(Items listed in a dataset)
■ ■ ■ ■ ■

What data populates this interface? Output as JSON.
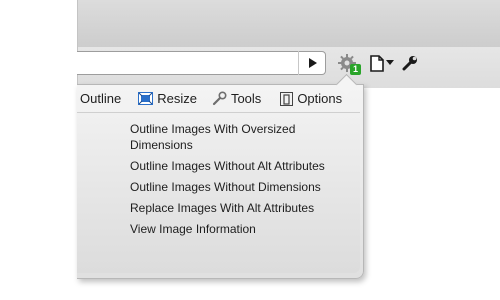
{
  "toolbar": {
    "extension_badge": "1",
    "icons": [
      "go-arrow-icon",
      "web-developer-gear-icon",
      "page-icon",
      "chevron-down-icon",
      "wrench-icon"
    ]
  },
  "menu": {
    "items": [
      {
        "label": "Outline"
      },
      {
        "label": "Resize",
        "icon": "resize-icon"
      },
      {
        "label": "Tools",
        "icon": "wrench-icon"
      },
      {
        "label": "Options",
        "icon": "options-icon"
      }
    ]
  },
  "submenu": {
    "items": [
      "Outline Images With Oversized Dimensions",
      "Outline Images Without Alt Attributes",
      "Outline Images Without Dimensions",
      "Replace Images With Alt Attributes",
      "View Image Information"
    ]
  },
  "colors": {
    "badge": "#2aa52a",
    "resize_icon": "#2a6fc9"
  }
}
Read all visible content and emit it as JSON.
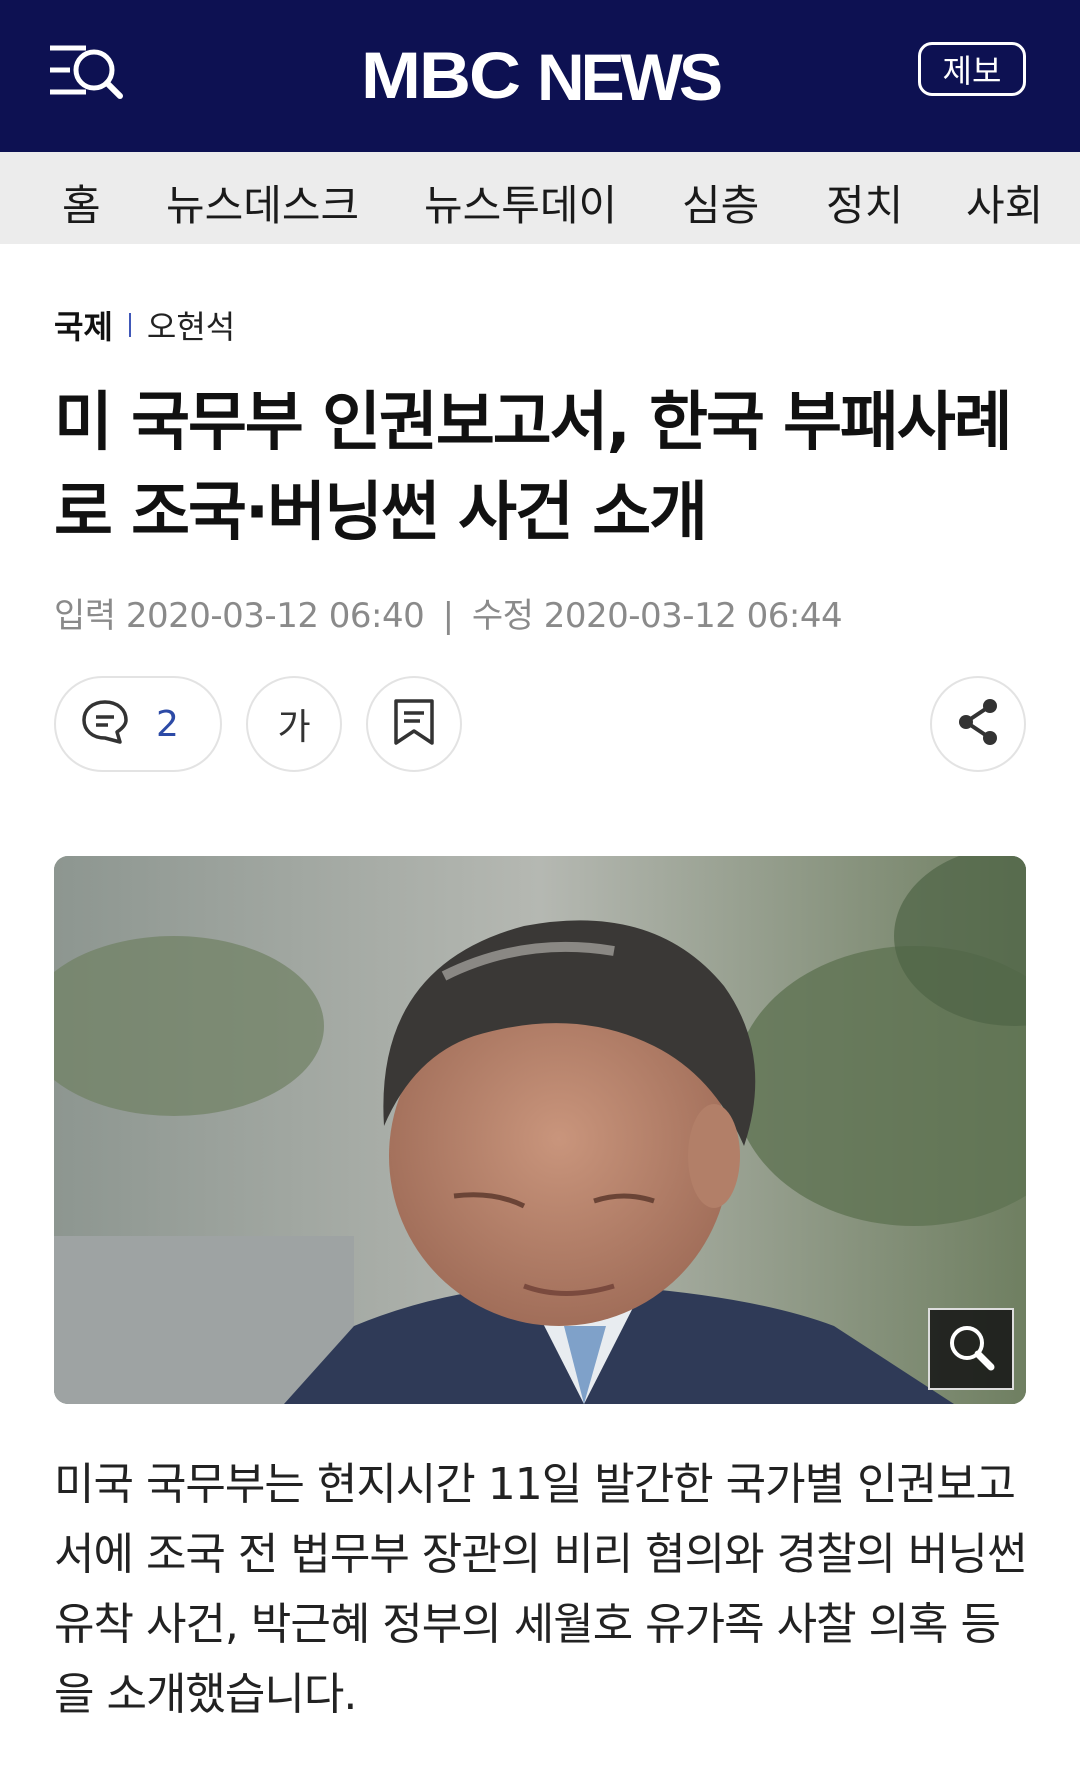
{
  "header": {
    "logo_mbc": "MBC",
    "logo_news": "NEWS",
    "report_label": "제보"
  },
  "nav": {
    "items": [
      "홈",
      "뉴스데스크",
      "뉴스투데이",
      "심층",
      "정치",
      "사회"
    ]
  },
  "article": {
    "category": "국제",
    "reporter": "오현석",
    "headline_line1": "미 국무부 인권보고서, 한국 부패사례",
    "headline_line2": "로 조국·버닝썬 사건 소개",
    "published_label": "입력",
    "published": "2020-03-12 06:40",
    "divider": "|",
    "modified_label": "수정",
    "modified": "2020-03-12 06:44",
    "comment_count": "2",
    "font_size_label": "가",
    "body": "미국 국무부는 현지시간 11일 발간한 국가별 인권보고서에 조국 전 법무부 장관의 비리 혐의와 경찰의 버닝썬 유착 사건, 박근혜 정부의 세월호 유가족 사찰 의혹 등을 소개했습니다."
  },
  "colors": {
    "header_bg": "#0d1152",
    "accent": "#2c4aa6",
    "nav_bg": "#ececec"
  },
  "icons": [
    "menu-search-icon",
    "comment-icon",
    "bookmark-icon",
    "share-icon",
    "zoom-icon"
  ]
}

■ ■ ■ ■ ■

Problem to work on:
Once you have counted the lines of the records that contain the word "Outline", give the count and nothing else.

Exercise solution:
4